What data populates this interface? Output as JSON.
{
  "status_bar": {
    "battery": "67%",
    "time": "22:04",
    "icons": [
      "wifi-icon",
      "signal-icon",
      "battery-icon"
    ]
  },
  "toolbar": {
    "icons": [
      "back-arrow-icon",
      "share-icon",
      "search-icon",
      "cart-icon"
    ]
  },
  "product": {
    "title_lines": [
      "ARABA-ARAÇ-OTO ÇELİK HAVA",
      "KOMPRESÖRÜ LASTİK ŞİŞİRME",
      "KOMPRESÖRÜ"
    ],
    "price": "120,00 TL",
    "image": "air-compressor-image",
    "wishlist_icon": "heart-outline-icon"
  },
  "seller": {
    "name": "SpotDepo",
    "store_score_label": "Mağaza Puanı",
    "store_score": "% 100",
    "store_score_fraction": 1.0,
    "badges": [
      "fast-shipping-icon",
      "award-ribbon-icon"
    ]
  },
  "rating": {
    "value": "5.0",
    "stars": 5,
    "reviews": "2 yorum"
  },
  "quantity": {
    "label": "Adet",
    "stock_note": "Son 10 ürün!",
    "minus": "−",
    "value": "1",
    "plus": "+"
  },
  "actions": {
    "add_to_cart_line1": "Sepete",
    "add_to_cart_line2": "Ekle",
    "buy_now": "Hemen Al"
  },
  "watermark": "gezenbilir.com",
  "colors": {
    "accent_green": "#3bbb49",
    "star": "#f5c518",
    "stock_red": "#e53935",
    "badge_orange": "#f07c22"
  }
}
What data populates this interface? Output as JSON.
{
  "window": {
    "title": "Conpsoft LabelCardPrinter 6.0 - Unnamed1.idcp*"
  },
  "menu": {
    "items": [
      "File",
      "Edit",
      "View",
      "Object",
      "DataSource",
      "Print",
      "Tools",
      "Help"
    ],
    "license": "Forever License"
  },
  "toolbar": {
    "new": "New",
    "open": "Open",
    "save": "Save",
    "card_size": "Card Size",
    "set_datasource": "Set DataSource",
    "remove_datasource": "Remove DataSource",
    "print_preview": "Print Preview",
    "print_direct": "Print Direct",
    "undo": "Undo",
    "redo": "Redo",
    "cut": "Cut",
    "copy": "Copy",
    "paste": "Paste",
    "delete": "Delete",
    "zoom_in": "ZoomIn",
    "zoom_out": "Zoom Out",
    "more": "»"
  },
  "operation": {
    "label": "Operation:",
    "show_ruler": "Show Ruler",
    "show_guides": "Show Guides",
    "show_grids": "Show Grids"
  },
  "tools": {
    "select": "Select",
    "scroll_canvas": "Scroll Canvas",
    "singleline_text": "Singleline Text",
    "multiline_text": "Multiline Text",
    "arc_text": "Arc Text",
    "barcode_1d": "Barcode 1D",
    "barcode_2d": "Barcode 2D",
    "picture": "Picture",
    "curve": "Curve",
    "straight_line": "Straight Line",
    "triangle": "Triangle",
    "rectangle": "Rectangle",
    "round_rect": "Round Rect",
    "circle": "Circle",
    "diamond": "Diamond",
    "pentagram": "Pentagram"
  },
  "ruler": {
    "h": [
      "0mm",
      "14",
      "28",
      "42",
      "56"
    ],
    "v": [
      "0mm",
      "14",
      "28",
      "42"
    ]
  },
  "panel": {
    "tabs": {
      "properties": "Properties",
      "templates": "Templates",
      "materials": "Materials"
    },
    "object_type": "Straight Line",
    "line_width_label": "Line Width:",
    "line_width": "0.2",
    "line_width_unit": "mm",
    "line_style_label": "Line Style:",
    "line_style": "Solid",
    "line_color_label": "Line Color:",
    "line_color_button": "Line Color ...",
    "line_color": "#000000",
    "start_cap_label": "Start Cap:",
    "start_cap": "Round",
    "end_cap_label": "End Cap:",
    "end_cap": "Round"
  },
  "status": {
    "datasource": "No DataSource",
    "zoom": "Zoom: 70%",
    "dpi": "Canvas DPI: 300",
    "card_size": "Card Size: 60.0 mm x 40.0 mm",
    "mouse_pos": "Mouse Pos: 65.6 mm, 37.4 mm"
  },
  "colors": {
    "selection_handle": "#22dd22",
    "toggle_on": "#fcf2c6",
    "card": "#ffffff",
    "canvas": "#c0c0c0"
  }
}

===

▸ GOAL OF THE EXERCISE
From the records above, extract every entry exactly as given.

▸ EXERCISE SOLUTION
What data populates this interface? Output as JSON.
{
  "status_bar": {
    "battery": "67%",
    "time": "22:04",
    "icons": [
      "wifi-icon",
      "signal-icon",
      "battery-icon"
    ]
  },
  "toolbar": {
    "icons": [
      "back-arrow-icon",
      "share-icon",
      "search-icon",
      "cart-icon"
    ]
  },
  "product": {
    "title_lines": [
      "ARABA-ARAÇ-OTO ÇELİK HAVA",
      "KOMPRESÖRÜ LASTİK ŞİŞİRME",
      "KOMPRESÖRÜ"
    ],
    "price": "120,00 TL",
    "image": "air-compressor-image",
    "wishlist_icon": "heart-outline-icon"
  },
  "seller": {
    "name": "SpotDepo",
    "store_score_label": "Mağaza Puanı",
    "store_score": "% 100",
    "store_score_fraction": 1.0,
    "badges": [
      "fast-shipping-icon",
      "award-ribbon-icon"
    ]
  },
  "rating": {
    "value": "5.0",
    "stars": 5,
    "reviews": "2 yorum"
  },
  "quantity": {
    "label": "Adet",
    "stock_note": "Son 10 ürün!",
    "minus": "−",
    "value": "1",
    "plus": "+"
  },
  "actions": {
    "add_to_cart_line1": "Sepete",
    "add_to_cart_line2": "Ekle",
    "buy_now": "Hemen Al"
  },
  "watermark": "gezenbilir.com",
  "colors": {
    "accent_green": "#3bbb49",
    "star": "#f5c518",
    "stock_red": "#e53935",
    "badge_orange": "#f07c22"
  }
}
What data populates this interface? Output as JSON.
{
  "window": {
    "title": "Conpsoft LabelCardPrinter 6.0 - Unnamed1.idcp*"
  },
  "menu": {
    "items": [
      "File",
      "Edit",
      "View",
      "Object",
      "DataSource",
      "Print",
      "Tools",
      "Help"
    ],
    "license": "Forever License"
  },
  "toolbar": {
    "new": "New",
    "open": "Open",
    "save": "Save",
    "card_size": "Card Size",
    "set_datasource": "Set DataSource",
    "remove_datasource": "Remove DataSource",
    "print_preview": "Print Preview",
    "print_direct": "Print Direct",
    "undo": "Undo",
    "redo": "Redo",
    "cut": "Cut",
    "copy": "Copy",
    "paste": "Paste",
    "delete": "Delete",
    "zoom_in": "ZoomIn",
    "zoom_out": "Zoom Out",
    "more": "»"
  },
  "operation": {
    "label": "Operation:",
    "show_ruler": "Show Ruler",
    "show_guides": "Show Guides",
    "show_grids": "Show Grids"
  },
  "tools": {
    "select": "Select",
    "scroll_canvas": "Scroll Canvas",
    "singleline_text": "Singleline Text",
    "multiline_text": "Multiline Text",
    "arc_text": "Arc Text",
    "barcode_1d": "Barcode 1D",
    "barcode_2d": "Barcode 2D",
    "picture": "Picture",
    "curve": "Curve",
    "straight_line": "Straight Line",
    "triangle": "Triangle",
    "rectangle": "Rectangle",
    "round_rect": "Round Rect",
    "circle": "Circle",
    "diamond": "Diamond",
    "pentagram": "Pentagram"
  },
  "ruler": {
    "h": [
      "0mm",
      "14",
      "28",
      "42",
      "56"
    ],
    "v": [
      "0mm",
      "14",
      "28",
      "42"
    ]
  },
  "panel": {
    "tabs": {
      "properties": "Properties",
      "templates": "Templates",
      "materials": "Materials"
    },
    "object_type": "Straight Line",
    "line_width_label": "Line Width:",
    "line_width": "0.2",
    "line_width_unit": "mm",
    "line_style_label": "Line Style:",
    "line_style": "Solid",
    "line_color_label": "Line Color:",
    "line_color_button": "Line Color ...",
    "line_color": "#000000",
    "start_cap_label": "Start Cap:",
    "start_cap": "Round",
    "end_cap_label": "End Cap:",
    "end_cap": "Round"
  },
  "status": {
    "datasource": "No DataSource",
    "zoom": "Zoom: 70%",
    "dpi": "Canvas DPI: 300",
    "card_size": "Card Size: 60.0 mm x 40.0 mm",
    "mouse_pos": "Mouse Pos: 65.6 mm, 37.4 mm"
  },
  "colors": {
    "selection_handle": "#22dd22",
    "toggle_on": "#fcf2c6",
    "card": "#ffffff",
    "canvas": "#c0c0c0"
  }
}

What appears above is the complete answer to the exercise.